Not having grown up in the Roman Catholic tradition, I was always puzzled by the whole idea of mortal versus venial sins. What is all of that about, and where is it in the Bible, (or is it)?
Well, it all stems back to one of the more difficult passages in the Bible to interpret:
- If anyone sees his brother committing a sin not leading to death, he shall ask, and God will give him life—to those who commit sins that do not lead to death. There is sin that leads to death; I do not say that one should pray for that. All wrongdoing is sin, but there is sin that does not lead to death. (I John 5:16-17 ESV)
Bible scholars have been scratching their heads for hundreds of years on this one. Who is his “brother?” What are some examples of the different types of “sin“? What is meant by “death?” In other words, what in the world is John talking about here?
Spiritual Anxiety: Mortal vs. Venial Sins
Why are Christians so hesitant about talking about hell? Is it because we are not really sure what hell even is? A new edition of a Zondervan Counterpoints book, Four Views on Hell, provides some help, looking at the Bible for answers.
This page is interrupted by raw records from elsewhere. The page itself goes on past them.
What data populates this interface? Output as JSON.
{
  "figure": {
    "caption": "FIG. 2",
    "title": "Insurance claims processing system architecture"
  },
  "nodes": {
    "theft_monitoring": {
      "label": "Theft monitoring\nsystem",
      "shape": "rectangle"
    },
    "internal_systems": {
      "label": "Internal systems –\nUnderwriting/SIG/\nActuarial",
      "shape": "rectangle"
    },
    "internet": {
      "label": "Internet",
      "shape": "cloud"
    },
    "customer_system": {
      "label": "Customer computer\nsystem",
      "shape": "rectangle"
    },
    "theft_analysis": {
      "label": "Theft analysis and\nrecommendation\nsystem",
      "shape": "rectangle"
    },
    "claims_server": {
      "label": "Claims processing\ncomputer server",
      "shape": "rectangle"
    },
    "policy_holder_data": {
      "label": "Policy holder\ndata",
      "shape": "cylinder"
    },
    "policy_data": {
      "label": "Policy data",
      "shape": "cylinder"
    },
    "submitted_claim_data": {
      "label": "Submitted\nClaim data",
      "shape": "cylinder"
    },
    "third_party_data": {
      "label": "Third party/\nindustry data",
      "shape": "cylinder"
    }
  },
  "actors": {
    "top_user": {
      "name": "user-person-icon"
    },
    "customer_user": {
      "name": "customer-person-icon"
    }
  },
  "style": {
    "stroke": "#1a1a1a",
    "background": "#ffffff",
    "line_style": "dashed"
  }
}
It is rare when a Christian mega-church pastor winds up somehow on the cover of TIME magazine. But when a story about (now former) pastor Rob Bell was plastered on the front of TIME five years ago in 2011, people took notice.
As the mind behind the popular Nooma series of videos, Rob Bell had written a controversial book, Love Wins: A Book About Heaven, Hell, and the Fate of Every Person Who Ever Lived. In the book, Bell raises a lot of provocative questions about the classic Christian doctrine of hell, but he does not provide very firm answers. In his engaging and winsome way, Bell believes that when people experience rough times in this earthly life, such experiences can be truly hell. Who can argue with that? But as to whether or not hell exists in the next life, Bell is not so sure.
Uh-oh. There are yellow flags here.
As there should be.